# Record excerpts

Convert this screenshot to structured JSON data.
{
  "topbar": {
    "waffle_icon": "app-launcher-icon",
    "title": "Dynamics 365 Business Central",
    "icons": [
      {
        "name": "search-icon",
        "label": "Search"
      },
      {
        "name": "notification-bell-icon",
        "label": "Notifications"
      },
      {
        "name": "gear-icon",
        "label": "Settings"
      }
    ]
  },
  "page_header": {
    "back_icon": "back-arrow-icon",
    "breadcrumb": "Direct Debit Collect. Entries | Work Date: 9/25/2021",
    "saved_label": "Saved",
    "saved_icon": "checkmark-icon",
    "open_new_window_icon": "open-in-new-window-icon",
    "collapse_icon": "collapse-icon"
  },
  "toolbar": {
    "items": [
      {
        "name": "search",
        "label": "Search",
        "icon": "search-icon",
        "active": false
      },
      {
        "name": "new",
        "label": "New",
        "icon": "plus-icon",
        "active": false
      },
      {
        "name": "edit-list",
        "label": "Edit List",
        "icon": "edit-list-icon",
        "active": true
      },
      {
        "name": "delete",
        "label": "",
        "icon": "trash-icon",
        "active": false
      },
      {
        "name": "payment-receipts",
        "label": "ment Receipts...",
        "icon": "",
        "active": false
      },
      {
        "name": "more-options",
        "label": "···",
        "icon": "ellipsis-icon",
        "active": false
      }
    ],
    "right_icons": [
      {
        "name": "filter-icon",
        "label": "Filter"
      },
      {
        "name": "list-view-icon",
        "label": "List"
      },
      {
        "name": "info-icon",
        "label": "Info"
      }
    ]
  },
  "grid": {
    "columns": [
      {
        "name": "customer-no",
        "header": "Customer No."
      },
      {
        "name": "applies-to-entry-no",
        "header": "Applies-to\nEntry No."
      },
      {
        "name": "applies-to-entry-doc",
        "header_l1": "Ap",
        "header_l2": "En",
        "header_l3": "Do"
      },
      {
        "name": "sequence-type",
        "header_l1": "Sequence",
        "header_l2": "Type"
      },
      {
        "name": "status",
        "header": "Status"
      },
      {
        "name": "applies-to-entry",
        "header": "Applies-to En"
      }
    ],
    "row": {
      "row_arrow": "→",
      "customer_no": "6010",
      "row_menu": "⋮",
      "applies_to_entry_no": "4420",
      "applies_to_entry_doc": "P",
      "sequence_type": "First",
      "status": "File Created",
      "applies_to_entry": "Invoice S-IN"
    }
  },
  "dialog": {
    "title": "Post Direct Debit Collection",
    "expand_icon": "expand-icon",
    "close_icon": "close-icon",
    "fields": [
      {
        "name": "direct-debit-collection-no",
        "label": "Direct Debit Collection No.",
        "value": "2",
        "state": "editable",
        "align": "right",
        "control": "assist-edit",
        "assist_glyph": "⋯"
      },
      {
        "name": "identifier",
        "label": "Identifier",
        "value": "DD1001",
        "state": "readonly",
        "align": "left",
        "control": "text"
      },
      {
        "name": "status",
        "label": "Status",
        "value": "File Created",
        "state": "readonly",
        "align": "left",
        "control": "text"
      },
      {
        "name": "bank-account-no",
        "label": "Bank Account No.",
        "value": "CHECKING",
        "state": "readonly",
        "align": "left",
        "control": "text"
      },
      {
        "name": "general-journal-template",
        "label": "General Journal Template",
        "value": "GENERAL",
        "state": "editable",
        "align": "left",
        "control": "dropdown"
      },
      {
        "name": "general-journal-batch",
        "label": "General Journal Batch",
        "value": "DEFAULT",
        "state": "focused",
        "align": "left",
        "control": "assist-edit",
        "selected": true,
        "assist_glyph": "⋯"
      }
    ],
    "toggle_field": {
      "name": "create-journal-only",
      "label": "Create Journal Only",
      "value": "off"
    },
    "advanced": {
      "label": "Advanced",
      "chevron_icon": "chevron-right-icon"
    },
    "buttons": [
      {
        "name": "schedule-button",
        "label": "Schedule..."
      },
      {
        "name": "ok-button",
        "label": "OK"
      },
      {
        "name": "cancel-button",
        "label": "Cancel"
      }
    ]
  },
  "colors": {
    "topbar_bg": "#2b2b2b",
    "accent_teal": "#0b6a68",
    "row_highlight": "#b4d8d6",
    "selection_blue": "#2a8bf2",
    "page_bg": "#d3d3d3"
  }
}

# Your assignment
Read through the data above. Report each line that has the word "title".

# Result of the task
    "title": "Dynamics 365 Business Central",
    "title": "Post Direct Debit Collection",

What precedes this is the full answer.